» PROBLEM DESCRIPTION
Look through the records and copy each line with the string "screenshot" in it.

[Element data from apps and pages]
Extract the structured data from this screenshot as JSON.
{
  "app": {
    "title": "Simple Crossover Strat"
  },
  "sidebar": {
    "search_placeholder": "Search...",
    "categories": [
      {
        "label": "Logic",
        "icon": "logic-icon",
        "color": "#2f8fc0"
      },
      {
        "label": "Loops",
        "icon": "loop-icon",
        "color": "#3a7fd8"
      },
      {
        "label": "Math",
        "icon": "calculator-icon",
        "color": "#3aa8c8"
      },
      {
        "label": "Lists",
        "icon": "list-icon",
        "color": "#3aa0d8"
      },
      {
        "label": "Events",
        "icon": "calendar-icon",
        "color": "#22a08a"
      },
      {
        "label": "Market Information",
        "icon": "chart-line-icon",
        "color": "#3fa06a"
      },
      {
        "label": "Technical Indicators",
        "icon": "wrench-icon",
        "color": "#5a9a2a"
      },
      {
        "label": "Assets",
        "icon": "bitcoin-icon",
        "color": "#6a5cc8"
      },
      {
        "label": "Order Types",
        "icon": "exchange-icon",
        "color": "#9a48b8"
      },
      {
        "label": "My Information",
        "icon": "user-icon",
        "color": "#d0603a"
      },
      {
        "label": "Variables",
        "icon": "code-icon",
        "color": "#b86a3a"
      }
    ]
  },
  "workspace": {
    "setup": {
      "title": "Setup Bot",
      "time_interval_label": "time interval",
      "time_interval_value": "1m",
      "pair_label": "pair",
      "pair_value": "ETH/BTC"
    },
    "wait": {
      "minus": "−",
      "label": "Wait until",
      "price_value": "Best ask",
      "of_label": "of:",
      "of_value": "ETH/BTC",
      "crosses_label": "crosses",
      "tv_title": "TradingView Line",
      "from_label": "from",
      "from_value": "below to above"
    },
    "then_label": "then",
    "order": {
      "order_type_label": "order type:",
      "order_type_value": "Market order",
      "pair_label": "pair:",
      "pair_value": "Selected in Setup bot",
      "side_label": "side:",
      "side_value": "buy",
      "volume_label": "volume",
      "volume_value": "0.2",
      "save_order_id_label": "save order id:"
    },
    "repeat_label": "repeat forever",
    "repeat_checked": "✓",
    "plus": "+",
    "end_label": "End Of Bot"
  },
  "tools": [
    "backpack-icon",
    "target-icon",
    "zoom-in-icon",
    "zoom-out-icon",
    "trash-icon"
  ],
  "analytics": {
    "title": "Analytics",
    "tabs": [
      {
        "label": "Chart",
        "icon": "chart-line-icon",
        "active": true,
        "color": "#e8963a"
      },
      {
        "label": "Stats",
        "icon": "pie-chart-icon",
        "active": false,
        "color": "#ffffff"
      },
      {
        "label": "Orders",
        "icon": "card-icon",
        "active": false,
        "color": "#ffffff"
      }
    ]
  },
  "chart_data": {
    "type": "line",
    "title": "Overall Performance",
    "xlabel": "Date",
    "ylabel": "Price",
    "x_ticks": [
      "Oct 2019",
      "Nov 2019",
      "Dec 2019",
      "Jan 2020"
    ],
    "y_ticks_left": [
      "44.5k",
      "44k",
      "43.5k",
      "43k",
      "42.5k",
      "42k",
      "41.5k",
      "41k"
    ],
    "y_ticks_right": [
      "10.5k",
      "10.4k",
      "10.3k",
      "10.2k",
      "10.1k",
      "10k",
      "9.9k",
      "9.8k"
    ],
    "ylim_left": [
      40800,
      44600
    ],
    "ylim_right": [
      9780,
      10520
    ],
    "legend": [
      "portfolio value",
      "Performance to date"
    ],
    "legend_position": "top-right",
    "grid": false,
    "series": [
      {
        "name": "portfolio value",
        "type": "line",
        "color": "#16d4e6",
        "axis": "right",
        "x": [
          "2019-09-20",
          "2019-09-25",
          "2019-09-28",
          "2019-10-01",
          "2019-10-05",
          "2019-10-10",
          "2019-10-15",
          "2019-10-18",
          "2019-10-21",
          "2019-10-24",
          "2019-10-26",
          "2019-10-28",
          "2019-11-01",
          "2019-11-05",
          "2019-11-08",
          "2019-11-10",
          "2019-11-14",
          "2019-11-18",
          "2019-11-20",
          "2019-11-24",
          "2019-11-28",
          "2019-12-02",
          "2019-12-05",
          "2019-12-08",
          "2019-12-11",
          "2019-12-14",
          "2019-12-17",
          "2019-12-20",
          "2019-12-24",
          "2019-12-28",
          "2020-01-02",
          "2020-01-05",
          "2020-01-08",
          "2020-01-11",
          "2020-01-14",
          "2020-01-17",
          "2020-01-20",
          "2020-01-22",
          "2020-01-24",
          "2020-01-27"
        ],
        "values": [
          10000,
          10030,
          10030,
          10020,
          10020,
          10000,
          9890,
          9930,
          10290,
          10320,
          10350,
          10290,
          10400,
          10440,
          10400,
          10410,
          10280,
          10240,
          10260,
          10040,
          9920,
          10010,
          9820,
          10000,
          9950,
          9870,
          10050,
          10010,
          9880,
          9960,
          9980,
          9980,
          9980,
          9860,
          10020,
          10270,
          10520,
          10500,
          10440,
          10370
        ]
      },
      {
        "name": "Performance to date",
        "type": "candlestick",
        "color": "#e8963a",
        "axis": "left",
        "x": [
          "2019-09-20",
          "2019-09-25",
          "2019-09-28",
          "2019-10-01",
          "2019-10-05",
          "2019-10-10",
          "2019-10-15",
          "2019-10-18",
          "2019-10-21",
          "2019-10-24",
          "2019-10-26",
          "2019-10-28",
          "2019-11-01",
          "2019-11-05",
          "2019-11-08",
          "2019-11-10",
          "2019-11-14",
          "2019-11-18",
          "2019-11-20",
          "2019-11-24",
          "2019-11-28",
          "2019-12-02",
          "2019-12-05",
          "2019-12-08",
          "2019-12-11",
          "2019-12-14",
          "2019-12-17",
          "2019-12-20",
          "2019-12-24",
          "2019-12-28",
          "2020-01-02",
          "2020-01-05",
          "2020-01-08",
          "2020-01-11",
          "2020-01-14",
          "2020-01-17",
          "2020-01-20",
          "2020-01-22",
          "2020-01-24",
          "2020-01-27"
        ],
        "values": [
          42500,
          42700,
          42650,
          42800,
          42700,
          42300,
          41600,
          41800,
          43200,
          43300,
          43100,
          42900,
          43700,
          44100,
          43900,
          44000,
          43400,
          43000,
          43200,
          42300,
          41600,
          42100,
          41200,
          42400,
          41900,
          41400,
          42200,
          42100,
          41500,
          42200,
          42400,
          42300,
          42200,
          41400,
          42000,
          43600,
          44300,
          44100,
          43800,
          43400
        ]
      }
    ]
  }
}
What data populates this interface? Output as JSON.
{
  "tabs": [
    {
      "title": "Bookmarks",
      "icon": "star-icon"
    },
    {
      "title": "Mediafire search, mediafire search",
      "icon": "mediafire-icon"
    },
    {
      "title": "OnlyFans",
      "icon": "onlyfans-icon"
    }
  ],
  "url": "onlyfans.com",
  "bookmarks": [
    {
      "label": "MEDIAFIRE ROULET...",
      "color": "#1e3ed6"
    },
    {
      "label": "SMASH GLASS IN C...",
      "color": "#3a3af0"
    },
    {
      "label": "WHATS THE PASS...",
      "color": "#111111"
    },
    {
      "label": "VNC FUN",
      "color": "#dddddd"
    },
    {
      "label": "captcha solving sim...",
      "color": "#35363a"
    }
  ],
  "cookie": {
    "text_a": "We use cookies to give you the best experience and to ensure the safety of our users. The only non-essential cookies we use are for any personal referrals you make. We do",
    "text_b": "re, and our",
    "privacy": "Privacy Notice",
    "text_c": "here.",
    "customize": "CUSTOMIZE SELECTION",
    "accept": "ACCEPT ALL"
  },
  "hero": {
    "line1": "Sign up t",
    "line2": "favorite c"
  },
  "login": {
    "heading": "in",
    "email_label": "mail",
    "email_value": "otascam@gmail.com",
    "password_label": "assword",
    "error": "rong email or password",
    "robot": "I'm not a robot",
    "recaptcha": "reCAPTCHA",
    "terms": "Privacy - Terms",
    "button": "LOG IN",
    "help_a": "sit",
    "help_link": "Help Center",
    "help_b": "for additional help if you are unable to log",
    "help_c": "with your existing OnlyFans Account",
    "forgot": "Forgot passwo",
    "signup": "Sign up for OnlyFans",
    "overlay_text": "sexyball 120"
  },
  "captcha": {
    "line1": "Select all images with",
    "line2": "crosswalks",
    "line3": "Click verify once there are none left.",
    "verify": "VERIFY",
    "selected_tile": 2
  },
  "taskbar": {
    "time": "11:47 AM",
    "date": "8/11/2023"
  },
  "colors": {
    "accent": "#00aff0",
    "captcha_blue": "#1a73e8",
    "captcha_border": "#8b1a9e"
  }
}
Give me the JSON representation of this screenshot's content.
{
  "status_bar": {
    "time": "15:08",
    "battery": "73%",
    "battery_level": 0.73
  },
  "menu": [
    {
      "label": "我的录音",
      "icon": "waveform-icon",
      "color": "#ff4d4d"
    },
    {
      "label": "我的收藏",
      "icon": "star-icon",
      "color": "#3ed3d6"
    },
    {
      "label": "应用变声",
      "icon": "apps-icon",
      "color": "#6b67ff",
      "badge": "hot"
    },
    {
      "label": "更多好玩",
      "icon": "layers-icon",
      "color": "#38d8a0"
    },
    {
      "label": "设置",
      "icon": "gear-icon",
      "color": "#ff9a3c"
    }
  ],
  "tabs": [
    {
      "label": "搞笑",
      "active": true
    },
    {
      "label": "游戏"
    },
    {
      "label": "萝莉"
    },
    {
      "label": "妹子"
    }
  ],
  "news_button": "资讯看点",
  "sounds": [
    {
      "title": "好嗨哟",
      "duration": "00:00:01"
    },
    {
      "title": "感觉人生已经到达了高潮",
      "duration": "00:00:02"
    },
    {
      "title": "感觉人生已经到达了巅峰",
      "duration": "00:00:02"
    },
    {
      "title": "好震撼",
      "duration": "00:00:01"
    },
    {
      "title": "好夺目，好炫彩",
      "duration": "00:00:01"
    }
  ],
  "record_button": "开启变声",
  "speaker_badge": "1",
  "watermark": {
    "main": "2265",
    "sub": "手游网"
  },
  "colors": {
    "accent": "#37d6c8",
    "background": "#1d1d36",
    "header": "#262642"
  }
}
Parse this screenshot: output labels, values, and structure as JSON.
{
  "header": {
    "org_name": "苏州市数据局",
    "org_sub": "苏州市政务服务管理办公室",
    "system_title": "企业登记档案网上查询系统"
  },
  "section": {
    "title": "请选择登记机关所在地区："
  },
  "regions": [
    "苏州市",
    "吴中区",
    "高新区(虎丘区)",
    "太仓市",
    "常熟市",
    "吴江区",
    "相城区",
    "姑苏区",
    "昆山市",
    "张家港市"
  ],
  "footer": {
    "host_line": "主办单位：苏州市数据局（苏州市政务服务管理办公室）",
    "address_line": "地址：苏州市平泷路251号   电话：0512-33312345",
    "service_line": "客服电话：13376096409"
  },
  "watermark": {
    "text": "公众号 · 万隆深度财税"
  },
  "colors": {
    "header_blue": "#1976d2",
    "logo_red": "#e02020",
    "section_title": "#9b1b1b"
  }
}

» SOLUTION
Extract the structured data from this screenshot as JSON.
Give me the JSON representation of this screenshot's content.
Parse this screenshot: output labels, values, and structure as JSON.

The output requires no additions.